Suggested Readings:

Henry Minton House, Systemic Racism and Historic Preservation
Design Advocacy Group, October 18, 2020
by Faye Anderson

Mapping Out Philadelphia's Jazz History
WBUR, March 10, 2020
by Tonya Mosley 

Preserving John Coltrane’s house can help save Philly’s soul | Opinion or via PDF
The Philadelphia Inquirer, February 16, 2020
by Faye Anderson

When Does Historic Preservation Become Social Justice? Public Art and Cultural Heritage Preservation
Preservation Leadership Forum, July 26, 2017
by Priya Chhaya

Praxis Dialogues: Historic preservation and social justice
PlanPhilly, February 28, 2017
by Faye Anderson 

If you require any accessibility accommodation, such as live captioning, audio description, or a sign language interpreter, please email news@design.upenn.edu to let us know what you need. Please note, we require at least 48 hours’ notice. If you register within 48 hours of this event, we won’t be able to secure the appropriate accommodations.


Faye Anderson is a public policy consultant who works with nonprofit organizations on a wide range of issues including artificial intelligence (AI), civic technology, voting rights and cultural heritage preservation. She has led voter education workshops in Angola and Kazakhstan, and observed elections in Ethiopia and Nigeria.
Faye is the director of All That Philly Jazz, a place-based public history project that is documenting and contextualizing Philadelphia’s golden age of jazz.

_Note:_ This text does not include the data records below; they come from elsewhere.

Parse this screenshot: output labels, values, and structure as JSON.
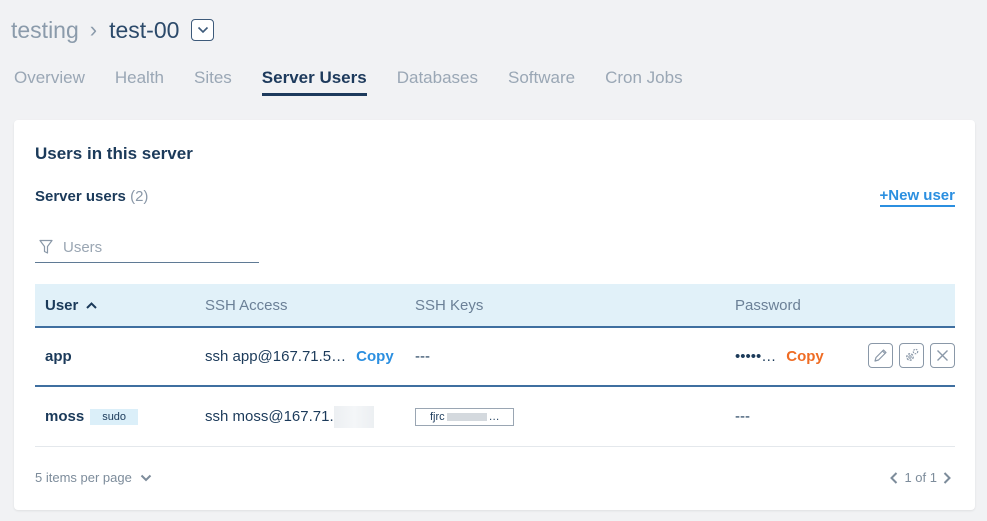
{
  "breadcrumb": {
    "parent": "testing",
    "separator": "›",
    "current": "test-00"
  },
  "tabs": [
    {
      "label": "Overview",
      "active": false
    },
    {
      "label": "Health",
      "active": false
    },
    {
      "label": "Sites",
      "active": false
    },
    {
      "label": "Server Users",
      "active": true
    },
    {
      "label": "Databases",
      "active": false
    },
    {
      "label": "Software",
      "active": false
    },
    {
      "label": "Cron Jobs",
      "active": false
    }
  ],
  "card": {
    "title": "Users in this server",
    "section_label": "Server users",
    "section_count": "(2)",
    "new_user_label": "+New user",
    "filter_placeholder": "Users"
  },
  "table": {
    "headers": {
      "user": "User",
      "ssh_access": "SSH Access",
      "ssh_keys": "SSH Keys",
      "password": "Password"
    },
    "rows": [
      {
        "user": "app",
        "badge": "",
        "ssh": "ssh app@167.71.5…",
        "ssh_copy": "Copy",
        "keys": "---",
        "password": "•••••…",
        "password_copy": "Copy"
      },
      {
        "user": "moss",
        "badge": "sudo",
        "ssh": "ssh moss@167.71.",
        "keys": "fjrc",
        "keys_suffix": "…",
        "password": "---"
      }
    ]
  },
  "footer": {
    "per_page": "5 items per page",
    "page_info": "1 of 1"
  },
  "colors": {
    "accent_blue": "#2b8fe0",
    "accent_orange": "#ef6c24",
    "header_bg": "#e1f1f9",
    "navy": "#1b3a5a"
  },
  "icons": [
    "chevron-down-icon",
    "filter-icon",
    "sort-ascending-icon",
    "edit-icon",
    "settings-icon",
    "close-icon",
    "chevron-left-icon",
    "chevron-right-icon"
  ]
}
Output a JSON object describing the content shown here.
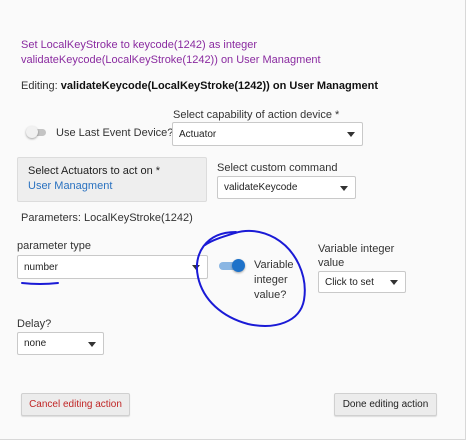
{
  "summary": {
    "line1": "Set LocalKeyStroke to keycode(1242) as integer",
    "line2": "validateKeycode(LocalKeyStroke(1242)) on User Managment"
  },
  "editing": {
    "prefix": "Editing: ",
    "value": "validateKeycode(LocalKeyStroke(1242)) on User Managment"
  },
  "use_last_event": {
    "label": "Use Last Event Device?",
    "enabled": false
  },
  "capability": {
    "label": "Select capability of action device *",
    "selected": "Actuator"
  },
  "actuators": {
    "label": "Select Actuators to act on *",
    "selected": "User Managment"
  },
  "custom_command": {
    "label": "Select custom command",
    "selected": "validateKeycode"
  },
  "parameters_label": "Parameters: LocalKeyStroke(1242)",
  "parameter_type": {
    "label": "parameter type",
    "selected": "number"
  },
  "variable_toggle": {
    "line1": "Variable",
    "line2": "integer",
    "line3": "value?",
    "enabled": true
  },
  "variable_integer": {
    "line1": "Variable integer",
    "line2": "value",
    "selected": "Click to set"
  },
  "delay": {
    "label": "Delay?",
    "selected": "none"
  },
  "buttons": {
    "cancel": "Cancel editing action",
    "done": "Done editing action"
  },
  "colors": {
    "summary_text": "#8a2ba0",
    "link_text": "#2a72c0",
    "cancel_text": "#c02525",
    "toggle_on": "#1e72c9",
    "annotation_ink": "#1a1ad6"
  }
}
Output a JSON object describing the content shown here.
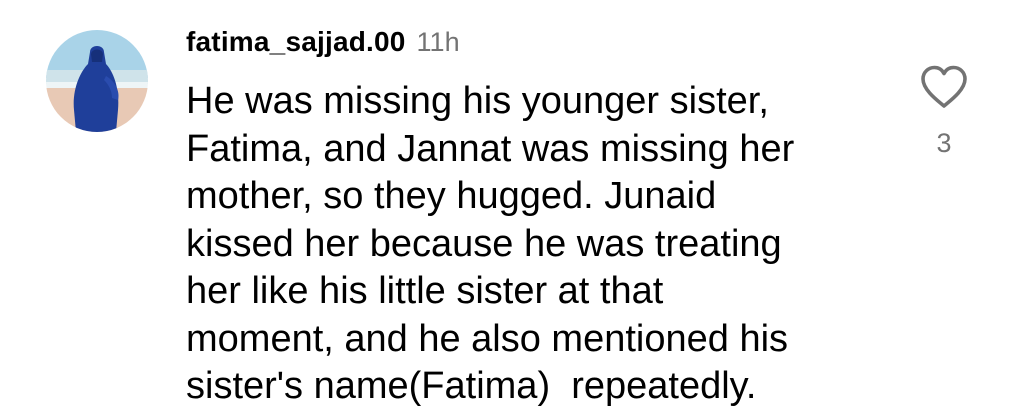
{
  "comment": {
    "username": "fatima_sajjad.00",
    "timestamp": "11h",
    "text_lines": [
      "He was missing his younger sister,",
      "Fatima, and Jannat was missing her",
      "mother, so they hugged. Junaid",
      "kissed her because he was treating",
      "her like his little sister at that",
      "moment, and he also mentioned his",
      "sister's name(Fatima)  repeatedly."
    ],
    "like_icon": "heart-outline-icon",
    "like_count": "3"
  },
  "colors": {
    "text": "#000000",
    "secondary_text": "#737373",
    "avatar_sky": "#a9d3e8",
    "avatar_sea": "#cfe3ea",
    "avatar_sand": "#e8c9b5",
    "avatar_figure": "#1f3f9a"
  }
}
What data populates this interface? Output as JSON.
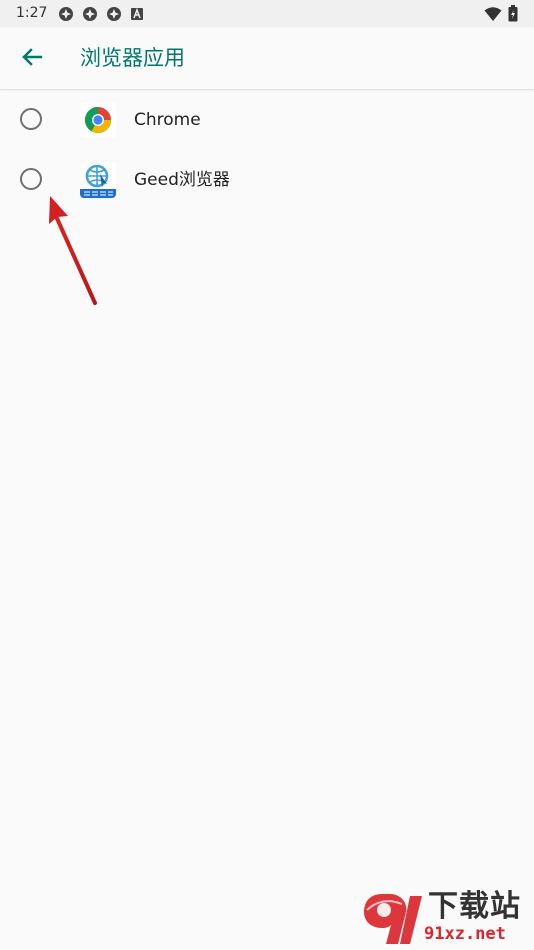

The project is at the intersection of art, preservation and community engagement. She was featured in the Advisory Council on Historic Preservation’s series, “Preservationists in Your Neighborhood.” Faye is the recipient of the 2020 Henry J. Magaziner Award presented by AIA Philadelphia. She was named one of the 2012 People of Color Impacting the Social Web, and nominated for the 2011 Women’s Media Center Social Media Award. Faye is a member of the Steering Committee of the Design Advocacy Group.
Faye is a graduate of Stanford University. She earned a Certificate in French Proficiency from Université Cheikh Anta Diop de Dakar, Sénégal.

Aaron Wunsch currently teaches three core courses in Penn's Preservation Program: Documentation (HSPV 600), Site Analysis (HSPV 601), and American Architecture (HSPV 521). His seminars, generally taught in the spring, have focused on broad aspects of the American cultural landscape, from commercial architecture, to cemeteries and suburbs, to cartography and the idea of landscape itself. His publications and papers have addressed such diverse topics as the 'rural' cemetery movement in Philadelphia, the formation of Charlottesville, Virginia's, park system, and the architecture of early electric utilities. He has taught at the University of Virginia's School of Architecture and received long-term fellowships from the McNeil Center for Early American Studies and Winterthur Museum. Wunsch is also an active preservationist. He has served as vice president of Virginia's Preservation Piedmont, written numerous reports for the Historic American Buildings Survey, and been employed by that agency, the Cambridge [Mass.] Historical Commission, and the Massachusetts Historical Commission. His efforts on behalf of Charlottesville's James D. Nimmo House were recognized in Preservation Virginia's Outstanding Domestic Project Award for 2008.